Entries shown Start Marker
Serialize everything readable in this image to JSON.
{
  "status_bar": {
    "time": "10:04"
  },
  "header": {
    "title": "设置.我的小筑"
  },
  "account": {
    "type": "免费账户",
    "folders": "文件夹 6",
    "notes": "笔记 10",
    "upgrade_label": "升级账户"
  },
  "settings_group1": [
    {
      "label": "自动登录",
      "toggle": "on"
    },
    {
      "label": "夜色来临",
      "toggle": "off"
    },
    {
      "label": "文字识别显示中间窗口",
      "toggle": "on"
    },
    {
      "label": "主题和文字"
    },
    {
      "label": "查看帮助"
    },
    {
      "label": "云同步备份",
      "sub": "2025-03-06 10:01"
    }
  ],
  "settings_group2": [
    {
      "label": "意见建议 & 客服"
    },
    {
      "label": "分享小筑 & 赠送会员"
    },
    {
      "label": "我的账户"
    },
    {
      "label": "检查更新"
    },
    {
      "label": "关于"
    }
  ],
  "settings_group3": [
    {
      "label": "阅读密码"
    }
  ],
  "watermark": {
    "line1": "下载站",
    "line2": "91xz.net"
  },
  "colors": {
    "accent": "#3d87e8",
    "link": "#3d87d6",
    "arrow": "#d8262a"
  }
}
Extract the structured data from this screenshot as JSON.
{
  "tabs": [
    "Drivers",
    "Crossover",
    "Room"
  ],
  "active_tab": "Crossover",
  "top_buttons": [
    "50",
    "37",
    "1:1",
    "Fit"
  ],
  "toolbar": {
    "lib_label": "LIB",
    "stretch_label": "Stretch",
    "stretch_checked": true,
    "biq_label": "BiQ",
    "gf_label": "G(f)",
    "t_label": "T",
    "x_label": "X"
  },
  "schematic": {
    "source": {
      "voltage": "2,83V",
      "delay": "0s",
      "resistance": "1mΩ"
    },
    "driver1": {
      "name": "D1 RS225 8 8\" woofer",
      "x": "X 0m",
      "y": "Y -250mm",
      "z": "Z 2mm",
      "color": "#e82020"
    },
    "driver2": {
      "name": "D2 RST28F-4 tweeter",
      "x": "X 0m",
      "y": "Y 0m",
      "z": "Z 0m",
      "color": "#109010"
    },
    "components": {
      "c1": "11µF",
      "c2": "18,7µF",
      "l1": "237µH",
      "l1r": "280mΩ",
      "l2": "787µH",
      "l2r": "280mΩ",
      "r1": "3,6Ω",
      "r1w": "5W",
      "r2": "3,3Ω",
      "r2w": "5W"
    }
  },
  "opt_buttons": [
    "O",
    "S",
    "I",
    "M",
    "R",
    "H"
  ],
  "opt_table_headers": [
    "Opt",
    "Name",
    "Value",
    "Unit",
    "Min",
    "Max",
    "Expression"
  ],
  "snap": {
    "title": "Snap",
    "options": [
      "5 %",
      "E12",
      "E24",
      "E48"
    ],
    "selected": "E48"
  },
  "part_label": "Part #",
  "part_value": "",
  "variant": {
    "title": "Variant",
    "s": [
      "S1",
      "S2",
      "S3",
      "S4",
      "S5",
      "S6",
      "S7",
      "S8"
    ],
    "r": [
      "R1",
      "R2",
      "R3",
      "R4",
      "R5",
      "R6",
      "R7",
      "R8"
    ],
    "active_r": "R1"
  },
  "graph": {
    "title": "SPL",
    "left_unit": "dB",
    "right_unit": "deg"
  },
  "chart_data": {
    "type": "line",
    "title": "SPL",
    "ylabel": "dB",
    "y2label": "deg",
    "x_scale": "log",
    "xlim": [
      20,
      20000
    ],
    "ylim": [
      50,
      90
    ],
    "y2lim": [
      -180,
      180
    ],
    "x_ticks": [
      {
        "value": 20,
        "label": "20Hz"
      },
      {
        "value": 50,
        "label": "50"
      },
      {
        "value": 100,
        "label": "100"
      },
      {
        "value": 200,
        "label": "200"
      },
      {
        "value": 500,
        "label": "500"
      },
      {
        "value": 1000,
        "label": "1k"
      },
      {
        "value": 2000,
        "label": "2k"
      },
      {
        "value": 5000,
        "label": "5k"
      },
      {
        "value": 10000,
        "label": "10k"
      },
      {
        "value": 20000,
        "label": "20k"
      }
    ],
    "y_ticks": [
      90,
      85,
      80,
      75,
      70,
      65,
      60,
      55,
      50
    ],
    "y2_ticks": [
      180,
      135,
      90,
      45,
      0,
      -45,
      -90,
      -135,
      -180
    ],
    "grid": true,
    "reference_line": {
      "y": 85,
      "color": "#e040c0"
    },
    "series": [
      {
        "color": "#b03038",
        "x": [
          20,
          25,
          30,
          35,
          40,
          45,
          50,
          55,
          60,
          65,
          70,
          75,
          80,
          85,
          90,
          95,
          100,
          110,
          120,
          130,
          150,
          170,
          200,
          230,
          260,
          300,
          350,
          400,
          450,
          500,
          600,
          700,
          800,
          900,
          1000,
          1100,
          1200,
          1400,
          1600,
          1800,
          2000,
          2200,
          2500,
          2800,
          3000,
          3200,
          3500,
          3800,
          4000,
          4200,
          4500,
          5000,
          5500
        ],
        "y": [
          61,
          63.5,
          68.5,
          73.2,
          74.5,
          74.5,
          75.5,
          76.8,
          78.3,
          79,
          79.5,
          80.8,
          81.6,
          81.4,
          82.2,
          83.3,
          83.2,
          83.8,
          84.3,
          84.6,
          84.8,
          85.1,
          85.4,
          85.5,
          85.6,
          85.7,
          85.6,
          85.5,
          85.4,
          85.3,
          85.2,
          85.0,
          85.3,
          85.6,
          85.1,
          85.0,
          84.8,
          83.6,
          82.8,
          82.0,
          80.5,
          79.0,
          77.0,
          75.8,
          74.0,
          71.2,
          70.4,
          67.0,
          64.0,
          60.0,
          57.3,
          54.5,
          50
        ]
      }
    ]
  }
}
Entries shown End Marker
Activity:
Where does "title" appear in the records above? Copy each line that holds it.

Expected answer:
    "title": "设置.我的小筑"
    "title": "Snap",
    "title": "Variant",
    "title": "SPL",
    "title": "SPL",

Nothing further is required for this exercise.